Having followed Edify since its inception, I can also attest to the fact that there is world-class marketing and sales talent at Edify as well. Tony Lama, CEO, Edify was a sales leader for Aspect (now Alvaria), AWS Amazon Connect and Twilio Flex.  I have worked closely with Candace Sheitelman, CMO, in this market for over 20 years, at Concerto, Aspect, and Edify. While not discussed in the announcement, my guess is that all of the employees of Edify will be offered employment at Avaya and most will accept.

I see this acquisition as a contact center market consolidation move, similar to Nextiva’s acquisition of Thrio earlier this year. Both Edify and Thrio were helmed by entrepreneurial leaders with forward-thinking visions of what the next generation of cloud communications technology could be. Both companies’ platforms were built by teams of outstanding contact center and enterprise communications engineers using the latest and greatest tools available.

The final commonality between Edify and Thrio is the one that led to each being acquired by companies with large installed bases of customers and years-long channel partnerships. While each had built a great technology stack, they were faced with a market difficult to break into - crowded with larger incumbents with established reputations.

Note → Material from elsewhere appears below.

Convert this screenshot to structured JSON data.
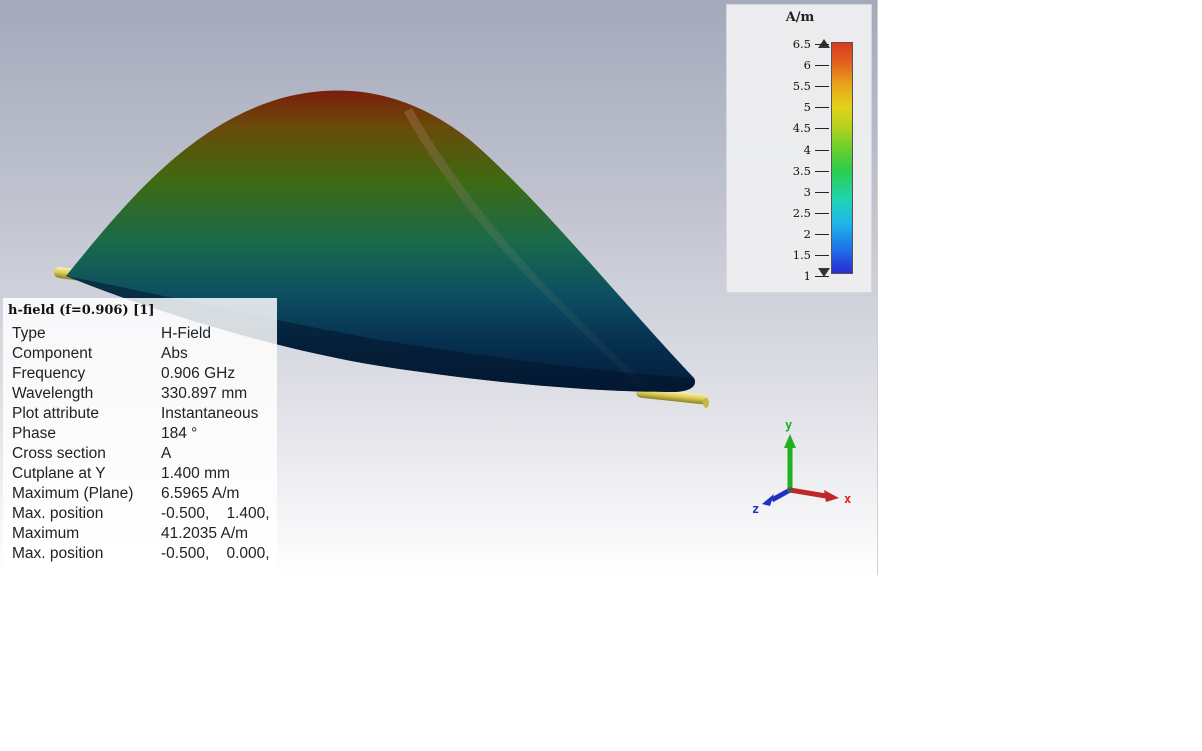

Acquisition was the only play they had to get their technology in front of a wider customer base.

The acquisition is a great signal to the market that Avaya is executing its plan to deliver innovative customer experience to its existing and prospective customers, quickly. I do not imagine it will be long before Avaya is ready to present a new roadmap for AXP that includes Edify capabilities. As is often the case, I believe Avaya will find assets in the Edify CX platform beyond what can be learned during an acquisition process – when they are able to dive into the breadth of its capabilities. Also, the company has hinted that there will be a continued interest in augmenting and accelerating key customer experience capabilities. Translation: their buying spree may not be over!

It is easy to say your financials are all in order, but an acquisition is a strong outward signal that Avaya has both the strategic and financial wherewithal to invest in success.